Last August, a relative carrying a firearm and two clips on his waist came to visit a patient at Providence Hospital in Northeast DC. “The patient and the armed man starting arguing, which scared the nurses,” testified Registered Nurse Jonathan Lee yesterday. “We were worried because mass shootings happen very often in this day and age.” While the situation was eventually resolved, Lee said that “I have yet to see a written policy on workplace violence at Providence Hospital.” Incidents like that are why Assistant Secretary of Labor David Michaels yesterday – on his last day in office -- announced that the U.S. Department of Labor’s Occupational Safety and Health Administration (OSHA) will be granting a petition by unions -- including AFSCME, AFT and National Nurses United -- for a standard to prevent workplace violence in healthcare settings. NNU petitioned for such a standard in July of 2016. Lee joined other NNU members from across the country testifying yesterday at the OSHA public stakeholder meeting on workplace violence in Washington, D.C. "Such regulations are vital to protecting nurses and other healthcare workers, as well as their patients, from the epidemic of workplace violence across the US," said NNU Health and Safety Director Bonnie Castillo, RN. OSHA's rulemaking process will now begin.

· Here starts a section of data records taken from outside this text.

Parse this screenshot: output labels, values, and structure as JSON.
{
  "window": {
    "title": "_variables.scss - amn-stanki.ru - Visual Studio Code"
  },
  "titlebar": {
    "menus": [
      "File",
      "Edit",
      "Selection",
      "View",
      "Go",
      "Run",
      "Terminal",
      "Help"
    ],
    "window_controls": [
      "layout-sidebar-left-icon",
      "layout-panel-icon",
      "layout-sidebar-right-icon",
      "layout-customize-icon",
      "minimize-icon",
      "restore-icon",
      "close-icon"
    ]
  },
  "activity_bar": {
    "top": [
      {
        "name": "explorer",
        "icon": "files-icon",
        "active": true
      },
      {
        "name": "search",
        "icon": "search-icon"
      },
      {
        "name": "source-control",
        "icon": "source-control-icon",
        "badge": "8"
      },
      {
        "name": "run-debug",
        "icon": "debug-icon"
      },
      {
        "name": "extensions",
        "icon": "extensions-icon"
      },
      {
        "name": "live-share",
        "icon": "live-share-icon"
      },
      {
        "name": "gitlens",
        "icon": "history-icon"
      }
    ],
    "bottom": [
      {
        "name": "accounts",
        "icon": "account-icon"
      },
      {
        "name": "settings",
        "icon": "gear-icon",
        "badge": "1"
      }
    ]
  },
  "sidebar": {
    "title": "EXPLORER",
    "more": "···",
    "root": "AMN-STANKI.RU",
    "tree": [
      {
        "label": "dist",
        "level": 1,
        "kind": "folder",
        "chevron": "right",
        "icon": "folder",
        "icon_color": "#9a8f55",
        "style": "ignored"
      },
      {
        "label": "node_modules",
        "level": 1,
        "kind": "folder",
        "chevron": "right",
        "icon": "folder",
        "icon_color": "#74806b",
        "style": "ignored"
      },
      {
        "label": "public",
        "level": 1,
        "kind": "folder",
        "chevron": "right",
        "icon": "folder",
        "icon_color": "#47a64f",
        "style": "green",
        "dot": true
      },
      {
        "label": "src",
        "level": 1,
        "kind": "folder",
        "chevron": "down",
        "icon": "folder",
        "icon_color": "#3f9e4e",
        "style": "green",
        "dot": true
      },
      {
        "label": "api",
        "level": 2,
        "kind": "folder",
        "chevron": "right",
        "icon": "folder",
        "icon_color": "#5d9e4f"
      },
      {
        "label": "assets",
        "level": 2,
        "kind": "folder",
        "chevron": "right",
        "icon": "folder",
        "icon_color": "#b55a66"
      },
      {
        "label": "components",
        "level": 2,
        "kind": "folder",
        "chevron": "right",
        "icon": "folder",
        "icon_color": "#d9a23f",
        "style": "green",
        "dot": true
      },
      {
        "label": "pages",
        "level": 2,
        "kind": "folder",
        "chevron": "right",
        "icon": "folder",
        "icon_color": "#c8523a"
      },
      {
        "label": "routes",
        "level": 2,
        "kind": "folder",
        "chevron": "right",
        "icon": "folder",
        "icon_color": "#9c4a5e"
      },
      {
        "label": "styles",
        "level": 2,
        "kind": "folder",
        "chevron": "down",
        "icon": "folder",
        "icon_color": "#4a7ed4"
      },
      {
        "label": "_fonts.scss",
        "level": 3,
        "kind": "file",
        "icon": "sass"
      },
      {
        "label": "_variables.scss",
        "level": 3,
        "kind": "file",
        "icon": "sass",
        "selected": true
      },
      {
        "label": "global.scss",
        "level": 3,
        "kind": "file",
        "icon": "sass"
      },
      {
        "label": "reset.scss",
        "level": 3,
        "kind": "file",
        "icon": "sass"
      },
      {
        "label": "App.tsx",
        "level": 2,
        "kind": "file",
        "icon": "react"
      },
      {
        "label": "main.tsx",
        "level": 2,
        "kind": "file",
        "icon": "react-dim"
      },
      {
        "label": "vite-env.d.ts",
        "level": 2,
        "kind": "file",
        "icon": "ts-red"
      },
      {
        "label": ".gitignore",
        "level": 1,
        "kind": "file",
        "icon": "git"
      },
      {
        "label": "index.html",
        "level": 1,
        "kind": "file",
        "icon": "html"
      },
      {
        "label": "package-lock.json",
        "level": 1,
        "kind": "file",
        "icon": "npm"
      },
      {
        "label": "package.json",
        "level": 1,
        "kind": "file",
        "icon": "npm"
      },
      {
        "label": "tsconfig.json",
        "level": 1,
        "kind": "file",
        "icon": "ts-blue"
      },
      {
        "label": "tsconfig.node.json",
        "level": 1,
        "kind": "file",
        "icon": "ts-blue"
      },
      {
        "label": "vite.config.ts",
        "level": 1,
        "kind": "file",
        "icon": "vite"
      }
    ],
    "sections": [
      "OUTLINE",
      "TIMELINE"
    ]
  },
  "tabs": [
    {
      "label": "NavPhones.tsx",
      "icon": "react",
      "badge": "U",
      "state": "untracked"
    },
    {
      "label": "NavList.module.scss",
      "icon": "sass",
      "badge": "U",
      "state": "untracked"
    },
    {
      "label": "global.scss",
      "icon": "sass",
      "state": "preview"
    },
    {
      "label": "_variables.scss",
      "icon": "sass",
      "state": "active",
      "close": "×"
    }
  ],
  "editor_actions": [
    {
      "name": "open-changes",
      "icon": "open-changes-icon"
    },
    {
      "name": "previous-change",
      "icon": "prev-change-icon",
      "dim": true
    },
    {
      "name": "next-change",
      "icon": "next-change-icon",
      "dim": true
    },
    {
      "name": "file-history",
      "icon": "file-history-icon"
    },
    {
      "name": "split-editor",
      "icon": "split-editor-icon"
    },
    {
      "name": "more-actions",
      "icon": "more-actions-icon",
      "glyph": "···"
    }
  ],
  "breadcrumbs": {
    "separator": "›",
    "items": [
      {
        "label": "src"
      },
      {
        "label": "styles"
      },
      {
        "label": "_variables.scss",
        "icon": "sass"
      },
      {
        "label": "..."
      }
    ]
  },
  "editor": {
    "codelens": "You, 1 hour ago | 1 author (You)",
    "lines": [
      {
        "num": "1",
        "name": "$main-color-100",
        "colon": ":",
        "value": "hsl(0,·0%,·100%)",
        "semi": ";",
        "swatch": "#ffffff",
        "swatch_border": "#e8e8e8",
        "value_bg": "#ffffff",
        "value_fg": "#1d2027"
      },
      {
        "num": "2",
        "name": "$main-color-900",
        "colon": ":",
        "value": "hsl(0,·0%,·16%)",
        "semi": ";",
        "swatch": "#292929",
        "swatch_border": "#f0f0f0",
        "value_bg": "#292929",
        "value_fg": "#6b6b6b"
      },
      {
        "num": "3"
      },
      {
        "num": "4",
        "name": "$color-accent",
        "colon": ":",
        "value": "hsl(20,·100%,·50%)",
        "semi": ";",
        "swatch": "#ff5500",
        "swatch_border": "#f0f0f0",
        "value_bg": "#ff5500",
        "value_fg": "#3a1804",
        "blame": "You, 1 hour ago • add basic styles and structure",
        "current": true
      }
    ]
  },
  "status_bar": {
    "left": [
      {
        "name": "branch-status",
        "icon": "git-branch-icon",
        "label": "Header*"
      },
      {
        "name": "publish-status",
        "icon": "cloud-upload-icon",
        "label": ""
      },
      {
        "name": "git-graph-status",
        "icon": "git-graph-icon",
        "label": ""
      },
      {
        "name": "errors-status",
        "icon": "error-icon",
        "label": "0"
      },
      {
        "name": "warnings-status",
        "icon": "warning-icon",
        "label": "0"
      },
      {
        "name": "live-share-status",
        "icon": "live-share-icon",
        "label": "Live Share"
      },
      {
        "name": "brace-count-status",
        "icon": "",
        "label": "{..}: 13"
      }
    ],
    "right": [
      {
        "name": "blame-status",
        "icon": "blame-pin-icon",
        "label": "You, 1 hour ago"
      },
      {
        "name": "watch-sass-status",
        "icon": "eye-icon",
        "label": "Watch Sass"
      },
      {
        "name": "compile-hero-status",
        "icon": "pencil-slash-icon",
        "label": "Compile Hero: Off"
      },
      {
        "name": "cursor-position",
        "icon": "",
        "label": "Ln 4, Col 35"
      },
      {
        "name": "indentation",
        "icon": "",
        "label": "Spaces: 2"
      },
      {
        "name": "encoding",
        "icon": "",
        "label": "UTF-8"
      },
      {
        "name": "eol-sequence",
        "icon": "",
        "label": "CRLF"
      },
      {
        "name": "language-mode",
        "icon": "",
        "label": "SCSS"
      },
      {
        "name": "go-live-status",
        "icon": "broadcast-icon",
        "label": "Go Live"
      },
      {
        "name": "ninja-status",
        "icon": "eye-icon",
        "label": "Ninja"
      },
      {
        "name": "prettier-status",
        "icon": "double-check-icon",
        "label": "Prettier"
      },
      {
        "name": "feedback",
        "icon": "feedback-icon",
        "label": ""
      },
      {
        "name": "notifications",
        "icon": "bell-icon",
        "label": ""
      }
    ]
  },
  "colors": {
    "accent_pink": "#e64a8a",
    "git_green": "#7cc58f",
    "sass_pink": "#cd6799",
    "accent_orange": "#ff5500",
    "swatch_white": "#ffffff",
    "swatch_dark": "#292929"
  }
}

photo by NNU Twitter
1/13: This post has been updated to reflect that the petition was by a number of unions.